Then YoungestBoy screamed. I put the baby (now crying) in her crib and leapt down the stairs. I knew instantly what happened, but when I got downstairs and saw the baby-gate askew and YoungestBoy clutching his face and sobbing, my heart flipped over. I put Greta outside and gathered my boy in my arms and pulled his hand from his face.
His cheek was red. Three scratches ended in a puncture wound and another puncture wound was bleeding near his jaw. He was hysterical. "She bit me! She bit me!" he wailed.
I led him to a chair and said, "Greta will not be living with us anymore" in a grim voice.
"But Mom, I love her!" He started crying harder.
I got ice, band-aids, a wet cloth. He sobbed and sobbed. "Why did she do that to me?"
I called my husband and told him what happened. I called the breeder and told her what happened and told her that I had to bring Greta back. (It's the policy of good breeders that dogs have to be returned to them if the owner can no longer keep the animal.) I just knew that I couldn't have an unpredictable dog in my house with my one year old baby.
The what-ifs scared me.
The night, at 8:30 p.m., I told the children that Greta would be leaving. "Do you want to say good-bye?" I really wanted to sneak out of the house under cover of darkness, but I knew they needed to cry and to hug her and to say good-bye. TwinBoyB and YoungestBoy both broke down, crying.
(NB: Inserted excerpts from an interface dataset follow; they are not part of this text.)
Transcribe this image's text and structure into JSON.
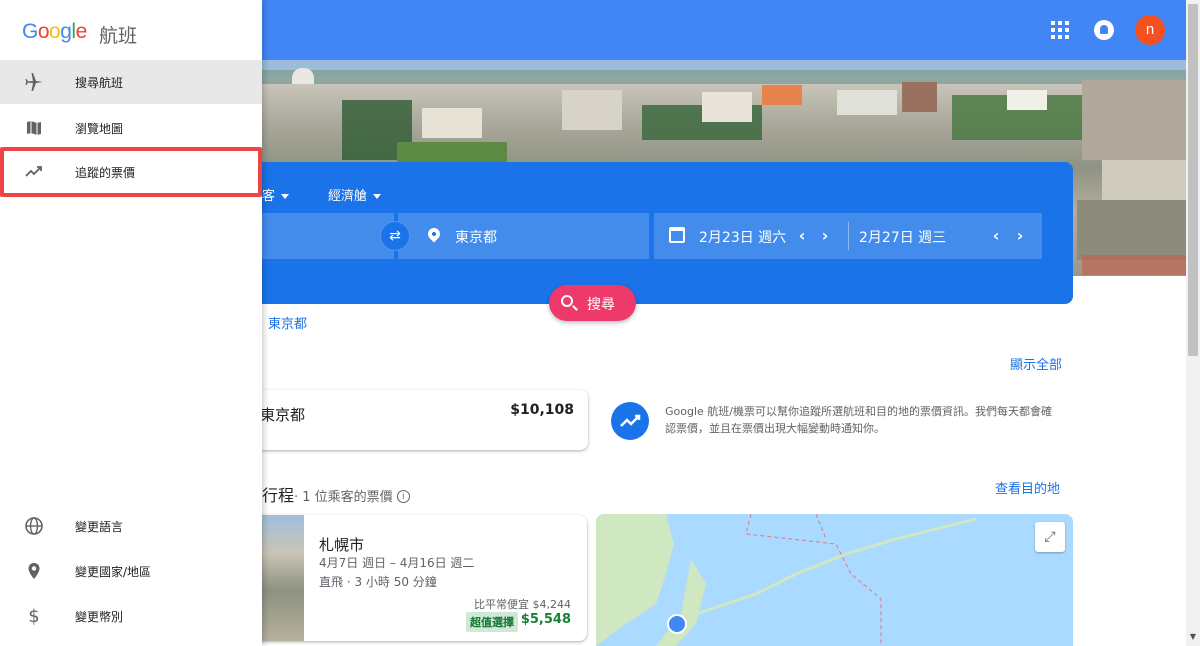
{
  "drawer": {
    "logo_letters": [
      "G",
      "o",
      "o",
      "g",
      "l",
      "e"
    ],
    "product_name": "航班",
    "nav_items": [
      {
        "label": "搜尋航班",
        "icon": "airplane-icon",
        "active": true
      },
      {
        "label": "瀏覽地圖",
        "icon": "map-icon",
        "active": false
      },
      {
        "label": "追蹤的票價",
        "icon": "trending-up-icon",
        "active": false,
        "highlighted": true
      }
    ],
    "footer_items": [
      {
        "label": "變更語言",
        "icon": "globe-icon"
      },
      {
        "label": "變更國家/地區",
        "icon": "location-pin-icon"
      },
      {
        "label": "變更幣別",
        "icon": "dollar-icon"
      }
    ],
    "highlight_color": "#ef4444"
  },
  "topbar": {
    "avatar_letter": "n",
    "color": "#4285f4"
  },
  "search": {
    "passengers_label": "客",
    "cabin_label": "經濟艙",
    "destination": "東京都",
    "depart_date": "2月23日 週六",
    "return_date": "2月27日 週三",
    "search_button": "搜尋",
    "swap_symbol": "⇄",
    "prev_symbol": "‹",
    "next_symbol": "›"
  },
  "recent": {
    "link_text": "東京都",
    "show_all": "顯示全部"
  },
  "tracked": {
    "city": "東京都",
    "price": "$10,108",
    "info_text": "Google 航班/機票可以幫你追蹤所選航班和目的地的票價資訊。我們每天都會確認票價，並且在票價出現大幅變動時通知你。"
  },
  "trips": {
    "title": "行程",
    "subtitle": "· 1 位乘客的票價",
    "info_symbol": "i",
    "view_destinations": "查看目的地",
    "card": {
      "city": "札幌市",
      "dates": "4月7日 週日 – 4月16日 週二",
      "duration": "直飛 · 3 小時 50 分鐘",
      "cheaper_than": "比平常便宜 $4,244",
      "badge": "超值選擇",
      "price": "$5,548"
    },
    "expand_symbol": "⤢"
  }
}
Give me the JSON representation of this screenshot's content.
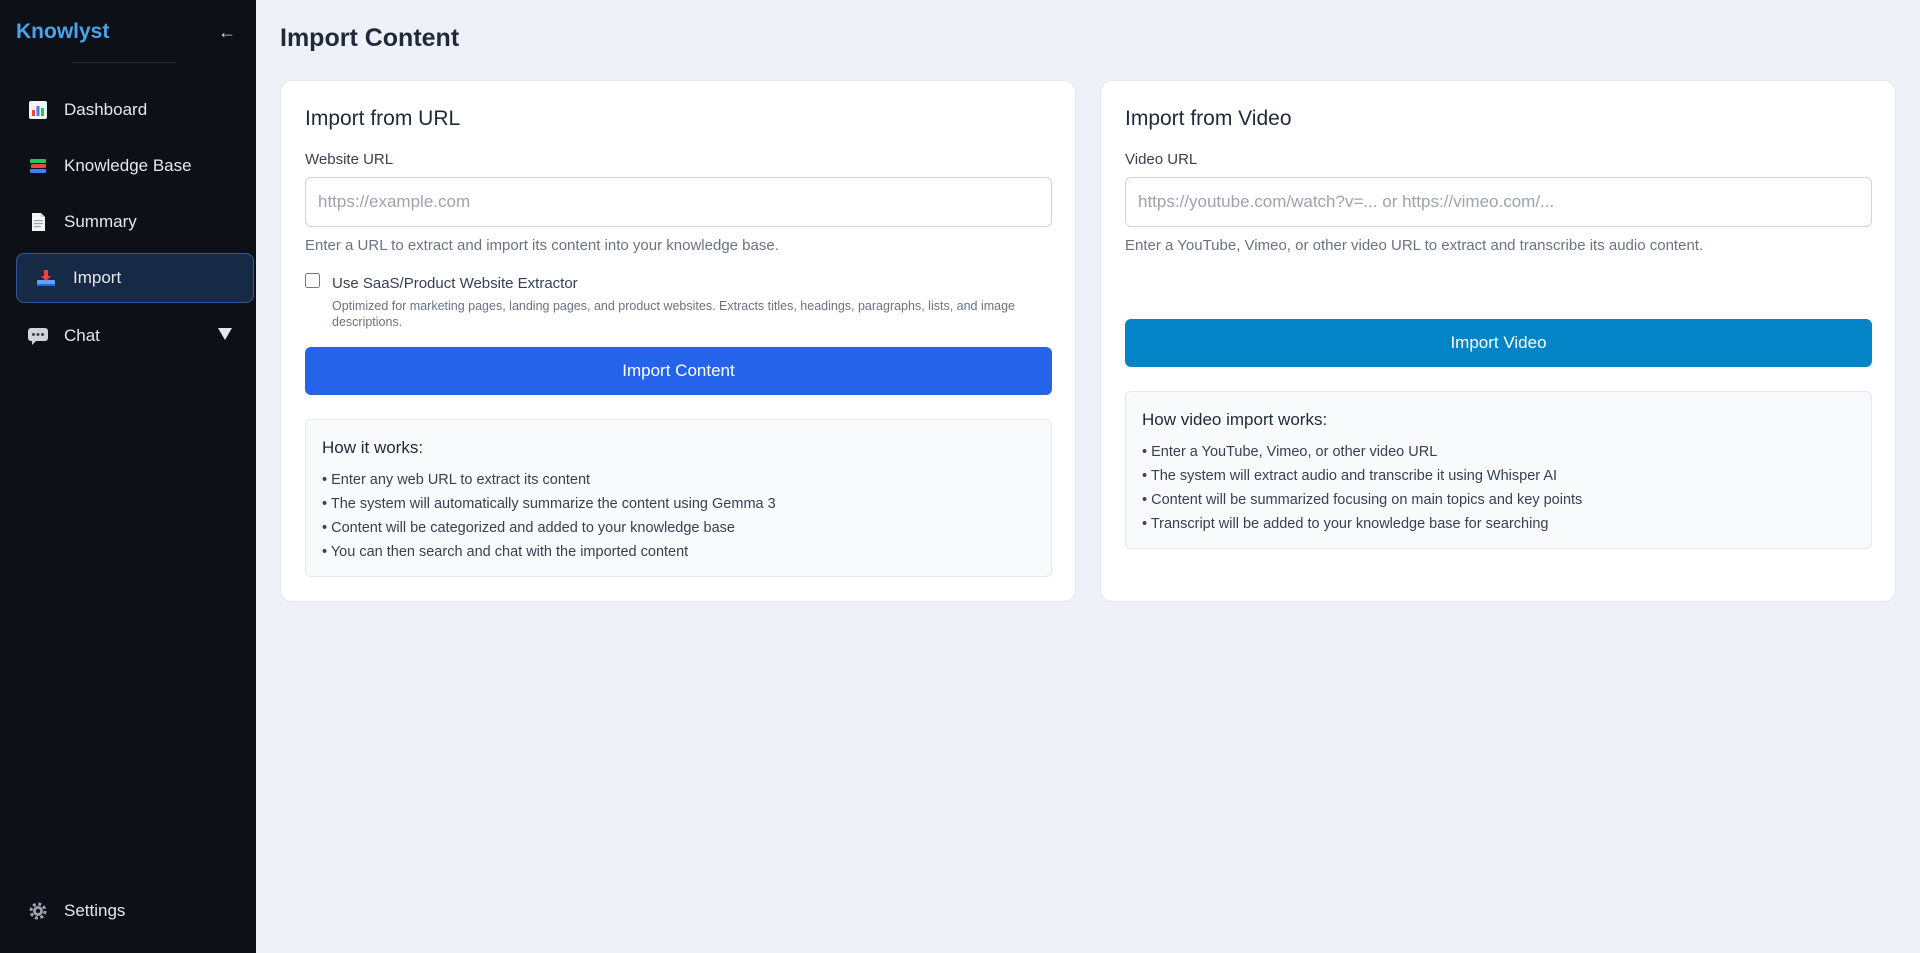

TwinBoyA said, matter-of-factly, "This will leave a big hole in our family." He never really liked her.
The breeder's house was two and a half hours from mine. I wept most of the way. My tears were for my boy who loved his dog, even though she scared and hurt him. He had begged me not to take her away. "Mom, what if it wasn't her fault?" I told him that she never had a good reason to bite him. The next day he told me that he'd been lifting her ear to talk into it. He thought it was his fault that she bit him.
At 11 p.m., I drove up the dark, tree-lined driveway. The breeder's home is a large log-cabin, set in a clearing in the woods. The only time Greta made a sound was when I neared the house. She whined.
We spoke for awhile and went over the horrible events of that day. The breeder was kind and apologetic. I cried more, handed over Greta's rabies tag and her flea treatment. Then, I left.
My tears started before I got to my car. A few miles down the road, I remembered Greta's special food was still in my car trunk and I sobbed harder.
When I slipped under the covers at 1:30 a.m., I cried a little more and then fell asleep.
Now, two months later, YoungestBoy remembers every once in awhile. He'll say, "Mom, I really miss Greta," and tears will slip from his blue-gray eyes. He used to ask me if she could come back and live with us. Or if we could get a new dog. I always say "no."
So, Fred is Dead. Greta is gone. I comfort myself with the thought that my boy can grieve these losses in a safe place, with my arms around him. Maybe he'll be stronger in the end. I hope so.
Posted by Mel
at 8:08 PM PST
Updated: Friday, 30 July 2004 10:07 PM PDT